§ Aim of the task: Word for word, restate each of the records below.

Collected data
# # # # #
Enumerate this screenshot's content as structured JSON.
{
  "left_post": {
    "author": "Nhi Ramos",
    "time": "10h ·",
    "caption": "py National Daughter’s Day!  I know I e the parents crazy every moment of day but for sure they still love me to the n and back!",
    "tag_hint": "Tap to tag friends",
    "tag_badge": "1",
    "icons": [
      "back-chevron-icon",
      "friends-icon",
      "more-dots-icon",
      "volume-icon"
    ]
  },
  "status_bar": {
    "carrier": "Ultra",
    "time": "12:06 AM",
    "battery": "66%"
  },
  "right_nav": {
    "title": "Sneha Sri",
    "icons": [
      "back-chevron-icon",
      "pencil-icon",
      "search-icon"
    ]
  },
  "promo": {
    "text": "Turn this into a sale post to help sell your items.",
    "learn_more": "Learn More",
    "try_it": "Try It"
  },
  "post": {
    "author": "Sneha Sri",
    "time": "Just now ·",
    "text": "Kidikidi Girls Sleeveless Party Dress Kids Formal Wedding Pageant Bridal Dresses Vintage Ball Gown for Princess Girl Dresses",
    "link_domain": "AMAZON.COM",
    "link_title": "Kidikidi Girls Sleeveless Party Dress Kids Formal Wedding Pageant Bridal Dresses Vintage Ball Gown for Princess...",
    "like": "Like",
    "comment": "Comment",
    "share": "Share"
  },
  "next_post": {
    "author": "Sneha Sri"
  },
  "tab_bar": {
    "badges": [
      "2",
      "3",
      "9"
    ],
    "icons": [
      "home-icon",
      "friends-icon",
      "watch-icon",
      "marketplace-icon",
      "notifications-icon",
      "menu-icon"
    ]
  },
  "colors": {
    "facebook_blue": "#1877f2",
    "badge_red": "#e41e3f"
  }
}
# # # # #
§ Solution below:
Enumerate this screenshot's content as structured JSON.
{
  "left_post": {
    "author": "Nhi Ramos",
    "time": "10h ·",
    "caption": "py National Daughter’s Day!  I know I e the parents crazy every moment of day but for sure they still love me to the n and back!",
    "tag_hint": "Tap to tag friends",
    "tag_badge": "1",
    "icons": [
      "back-chevron-icon",
      "friends-icon",
      "more-dots-icon",
      "volume-icon"
    ]
  },
  "status_bar": {
    "carrier": "Ultra",
    "time": "12:06 AM",
    "battery": "66%"
  },
  "right_nav": {
    "title": "Sneha Sri",
    "icons": [
      "back-chevron-icon",
      "pencil-icon",
      "search-icon"
    ]
  },
  "promo": {
    "text": "Turn this into a sale post to help sell your items.",
    "learn_more": "Learn More",
    "try_it": "Try It"
  },
  "post": {
    "author": "Sneha Sri",
    "time": "Just now ·",
    "text": "Kidikidi Girls Sleeveless Party Dress Kids Formal Wedding Pageant Bridal Dresses Vintage Ball Gown for Princess Girl Dresses",
    "link_domain": "AMAZON.COM",
    "link_title": "Kidikidi Girls Sleeveless Party Dress Kids Formal Wedding Pageant Bridal Dresses Vintage Ball Gown for Princess...",
    "like": "Like",
    "comment": "Comment",
    "share": "Share"
  },
  "next_post": {
    "author": "Sneha Sri"
  },
  "tab_bar": {
    "badges": [
      "2",
      "3",
      "9"
    ],
    "icons": [
      "home-icon",
      "friends-icon",
      "watch-icon",
      "marketplace-icon",
      "notifications-icon",
      "menu-icon"
    ]
  },
  "colors": {
    "facebook_blue": "#1877f2",
    "badge_red": "#e41e3f"
  }
}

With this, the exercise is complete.